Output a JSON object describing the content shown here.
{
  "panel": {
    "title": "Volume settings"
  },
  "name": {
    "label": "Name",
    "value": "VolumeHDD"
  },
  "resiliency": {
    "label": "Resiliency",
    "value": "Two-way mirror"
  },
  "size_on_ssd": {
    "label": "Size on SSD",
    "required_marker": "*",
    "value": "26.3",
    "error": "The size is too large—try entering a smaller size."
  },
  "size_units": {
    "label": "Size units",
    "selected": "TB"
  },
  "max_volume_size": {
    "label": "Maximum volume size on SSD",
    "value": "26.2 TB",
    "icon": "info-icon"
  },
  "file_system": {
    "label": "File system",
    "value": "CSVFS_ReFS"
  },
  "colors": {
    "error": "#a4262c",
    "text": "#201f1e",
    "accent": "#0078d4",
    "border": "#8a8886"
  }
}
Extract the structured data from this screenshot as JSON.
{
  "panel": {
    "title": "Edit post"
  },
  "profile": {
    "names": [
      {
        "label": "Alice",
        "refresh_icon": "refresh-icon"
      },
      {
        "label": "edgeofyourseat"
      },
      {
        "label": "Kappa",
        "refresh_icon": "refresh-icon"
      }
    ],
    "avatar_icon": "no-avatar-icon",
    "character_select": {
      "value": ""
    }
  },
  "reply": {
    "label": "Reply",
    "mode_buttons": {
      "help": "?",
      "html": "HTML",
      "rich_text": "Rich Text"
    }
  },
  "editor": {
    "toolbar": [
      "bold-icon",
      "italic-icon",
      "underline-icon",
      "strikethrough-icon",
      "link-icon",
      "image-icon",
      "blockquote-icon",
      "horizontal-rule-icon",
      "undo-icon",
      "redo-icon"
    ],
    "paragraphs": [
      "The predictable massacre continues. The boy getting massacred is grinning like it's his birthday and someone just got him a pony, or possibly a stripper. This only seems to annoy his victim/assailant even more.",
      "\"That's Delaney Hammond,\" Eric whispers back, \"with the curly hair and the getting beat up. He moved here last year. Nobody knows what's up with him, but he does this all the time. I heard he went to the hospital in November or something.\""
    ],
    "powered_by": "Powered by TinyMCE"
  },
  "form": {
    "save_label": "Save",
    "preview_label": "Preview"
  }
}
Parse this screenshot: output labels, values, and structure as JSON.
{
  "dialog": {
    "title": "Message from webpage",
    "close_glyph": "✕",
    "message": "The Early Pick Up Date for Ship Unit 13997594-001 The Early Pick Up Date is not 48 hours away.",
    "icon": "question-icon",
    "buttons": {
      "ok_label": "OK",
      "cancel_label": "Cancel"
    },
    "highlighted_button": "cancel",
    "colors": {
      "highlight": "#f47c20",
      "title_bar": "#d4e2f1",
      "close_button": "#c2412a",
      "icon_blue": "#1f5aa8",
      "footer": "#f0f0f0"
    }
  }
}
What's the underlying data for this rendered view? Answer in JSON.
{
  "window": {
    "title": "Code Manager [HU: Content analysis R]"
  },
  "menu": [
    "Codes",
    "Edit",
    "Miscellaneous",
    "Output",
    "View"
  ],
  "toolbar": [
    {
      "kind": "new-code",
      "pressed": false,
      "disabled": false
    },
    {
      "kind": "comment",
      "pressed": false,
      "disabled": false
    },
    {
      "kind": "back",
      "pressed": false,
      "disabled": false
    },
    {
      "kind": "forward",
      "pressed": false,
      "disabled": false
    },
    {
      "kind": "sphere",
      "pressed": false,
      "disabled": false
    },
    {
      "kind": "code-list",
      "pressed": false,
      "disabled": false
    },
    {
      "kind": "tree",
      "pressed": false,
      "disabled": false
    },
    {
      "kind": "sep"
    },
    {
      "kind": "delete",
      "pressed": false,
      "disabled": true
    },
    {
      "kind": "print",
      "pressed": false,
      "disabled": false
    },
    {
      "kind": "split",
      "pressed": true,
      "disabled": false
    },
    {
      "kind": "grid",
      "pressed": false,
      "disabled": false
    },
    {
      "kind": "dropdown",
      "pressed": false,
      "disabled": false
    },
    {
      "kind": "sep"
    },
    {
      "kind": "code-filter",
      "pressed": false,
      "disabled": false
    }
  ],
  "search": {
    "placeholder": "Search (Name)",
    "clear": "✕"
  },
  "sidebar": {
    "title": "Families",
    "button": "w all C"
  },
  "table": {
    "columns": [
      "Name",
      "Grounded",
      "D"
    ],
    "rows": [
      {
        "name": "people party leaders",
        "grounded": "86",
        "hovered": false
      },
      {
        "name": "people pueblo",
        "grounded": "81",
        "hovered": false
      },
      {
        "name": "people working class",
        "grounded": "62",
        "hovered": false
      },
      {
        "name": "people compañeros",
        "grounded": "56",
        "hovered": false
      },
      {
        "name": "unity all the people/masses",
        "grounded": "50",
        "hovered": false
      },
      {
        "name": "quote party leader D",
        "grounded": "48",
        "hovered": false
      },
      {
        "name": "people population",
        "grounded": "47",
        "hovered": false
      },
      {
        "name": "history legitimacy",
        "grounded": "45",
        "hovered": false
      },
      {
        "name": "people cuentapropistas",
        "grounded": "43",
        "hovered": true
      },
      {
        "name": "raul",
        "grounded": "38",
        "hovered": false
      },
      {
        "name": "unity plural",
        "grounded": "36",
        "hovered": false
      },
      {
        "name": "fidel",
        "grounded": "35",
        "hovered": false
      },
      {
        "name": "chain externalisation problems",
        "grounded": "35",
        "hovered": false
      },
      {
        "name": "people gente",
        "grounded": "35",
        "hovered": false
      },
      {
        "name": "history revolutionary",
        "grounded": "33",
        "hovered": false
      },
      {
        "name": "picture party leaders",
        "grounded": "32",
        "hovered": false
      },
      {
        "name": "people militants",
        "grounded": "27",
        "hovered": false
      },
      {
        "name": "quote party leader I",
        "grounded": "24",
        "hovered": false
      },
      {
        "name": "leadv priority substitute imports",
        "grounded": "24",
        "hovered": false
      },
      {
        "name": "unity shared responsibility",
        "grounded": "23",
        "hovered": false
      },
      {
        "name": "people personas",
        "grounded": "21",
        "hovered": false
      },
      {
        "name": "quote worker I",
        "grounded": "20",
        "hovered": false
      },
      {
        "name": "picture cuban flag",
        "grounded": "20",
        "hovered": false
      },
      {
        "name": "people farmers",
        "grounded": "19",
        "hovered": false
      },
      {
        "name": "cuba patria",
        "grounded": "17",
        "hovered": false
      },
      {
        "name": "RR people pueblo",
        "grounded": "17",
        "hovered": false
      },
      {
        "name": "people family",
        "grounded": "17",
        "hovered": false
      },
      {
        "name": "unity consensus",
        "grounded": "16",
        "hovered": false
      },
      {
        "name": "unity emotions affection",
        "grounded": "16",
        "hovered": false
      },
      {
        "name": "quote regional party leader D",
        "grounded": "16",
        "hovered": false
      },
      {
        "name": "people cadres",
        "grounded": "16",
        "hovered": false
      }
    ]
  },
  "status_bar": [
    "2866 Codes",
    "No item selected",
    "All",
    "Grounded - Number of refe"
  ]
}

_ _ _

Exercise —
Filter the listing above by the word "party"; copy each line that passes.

Your response —
        "name": "people party leaders",
        "name": "quote party leader D",
        "name": "picture party leaders",
        "name": "quote party leader I",
        "name": "quote regional party leader D",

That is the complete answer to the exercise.